What you mustn’t do is wear a jumpsuit that requires another person, like your sister for example, to fasten it. See Exhibit A below.

Because believe me, you will find yourself abandoned with the zipper and buttons at the back only half done-up, because said sibling has abandoned you in the toilet after your aunt has made the pronouncement that Gordon freakin’ Ramsay is in the restaurant.

You will then find yourself trying desperately not to have a wardrobe malfunction in front of one of the most famous chefs in the world.

Thirdly, pay attention during the photo op.

Celebrities are busy busy people, and they have loads of fans to meet. In this case, Gordon Ramsay had to go around the entire restaurant, table by table, to give diners indigestion secondary to the sheer awe of meeting him.

What you must NOT do is be too excited and hyper that you develop tunnel vision and not realise who’s actually taking the photo. You must NOT ignore Chef when he tries to tell you to look at the camera so the photo can finally be taken.

But then again, the result of not following this rule is truly hilarious and priceless.

Here’s Chef, telling my beloved Di-ko to please, please, PLEASE, look at the camera madam.

(And also, my jumpsuit is holding up. Not a side-boob in sight, thank goodness).

Finally, enjoy the moment.

Celebrities are people too, and (surprise, surprise) when you engage them in conversation they will actually respond. I told Chef that we’d also just come from London, and he asked us where we lived and what we do. He even asked about the state of the NHS.

Sadly, he did not offer us a 20% discount on our meal so Nando’s, you’re still our favourite restaurant.

The whole experience was absolutely surreal, especially since we’ve been obsessed with watching Hell’s Kitchen reruns on Netflix this year.

I think my sister was tempted to ask Chef Ramsay to say “its raaaaawwwww” just to hear what it sounds like in person, but she didn’t want him to think we were stupid. I would have gone for it if I thought about it.

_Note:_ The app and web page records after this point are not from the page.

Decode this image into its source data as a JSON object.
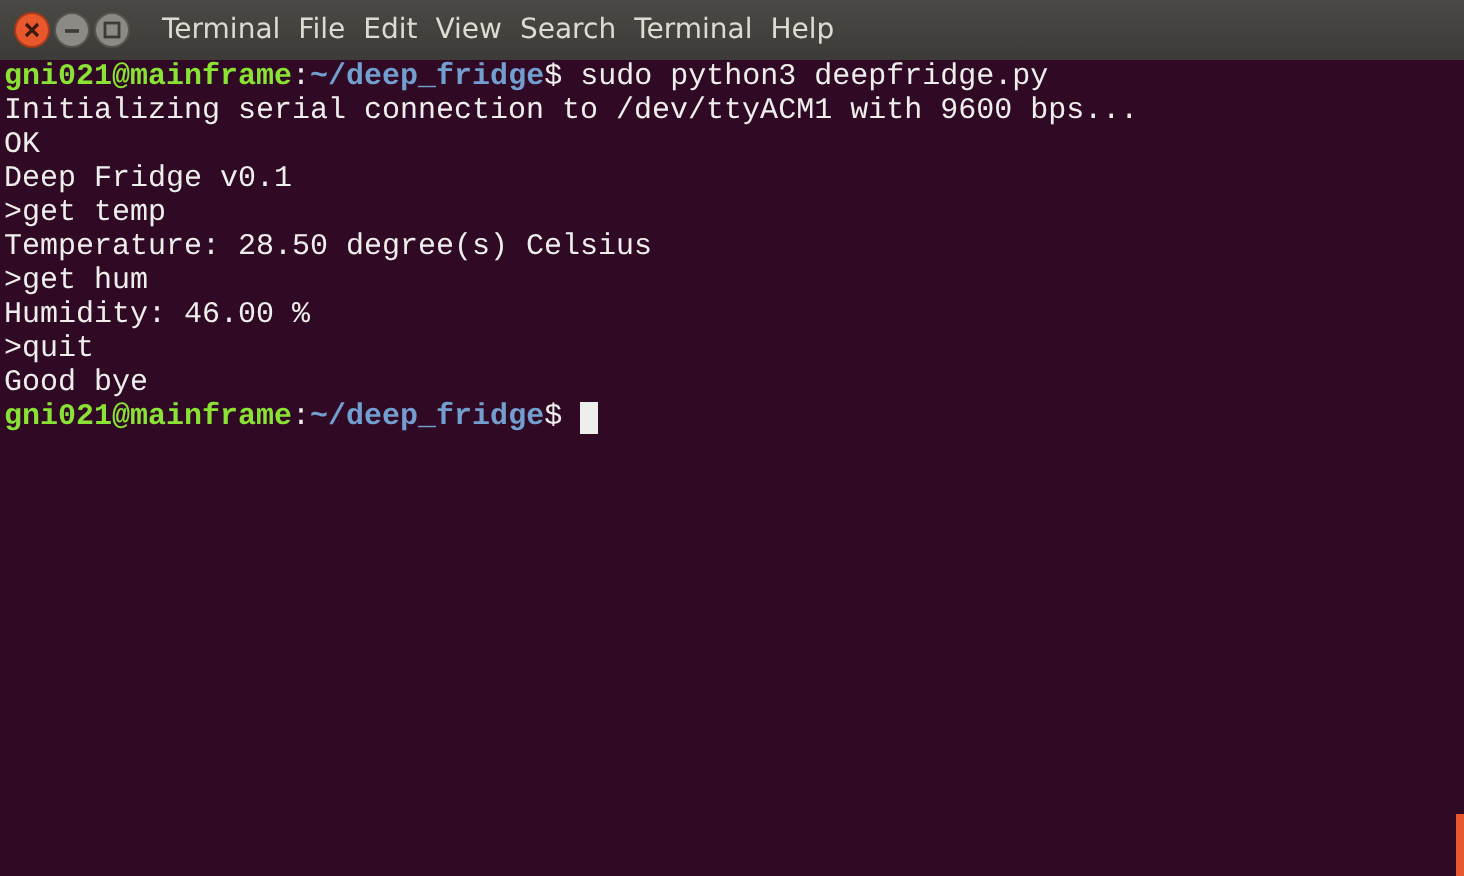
{
  "window": {
    "title": "Terminal"
  },
  "menu": [
    {
      "label": "File"
    },
    {
      "label": "Edit"
    },
    {
      "label": "View"
    },
    {
      "label": "Search"
    },
    {
      "label": "Terminal"
    },
    {
      "label": "Help"
    }
  ],
  "lines": [
    {
      "kind": "prompt",
      "user_host": "gni021@mainframe",
      "separator": ":",
      "path": "~/deep_fridge",
      "symbol": "$",
      "command": "sudo python3 deepfridge.py"
    },
    {
      "kind": "output",
      "text": "Initializing serial connection to /dev/ttyACM1 with 9600 bps..."
    },
    {
      "kind": "output",
      "text": "OK"
    },
    {
      "kind": "output",
      "text": "Deep Fridge v0.1"
    },
    {
      "kind": "output",
      "text": ">get temp"
    },
    {
      "kind": "output",
      "text": "Temperature: 28.50 degree(s) Celsius"
    },
    {
      "kind": "output",
      "text": ">get hum"
    },
    {
      "kind": "output",
      "text": "Humidity: 46.00 %"
    },
    {
      "kind": "output",
      "text": ">quit"
    },
    {
      "kind": "output",
      "text": "Good bye"
    },
    {
      "kind": "prompt",
      "user_host": "gni021@mainframe",
      "separator": ":",
      "path": "~/deep_fridge",
      "symbol": "$",
      "cursor": true
    }
  ]
}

So there you go, everything you need to learn about celebrity sightings. All smiles and say cheese, everyone!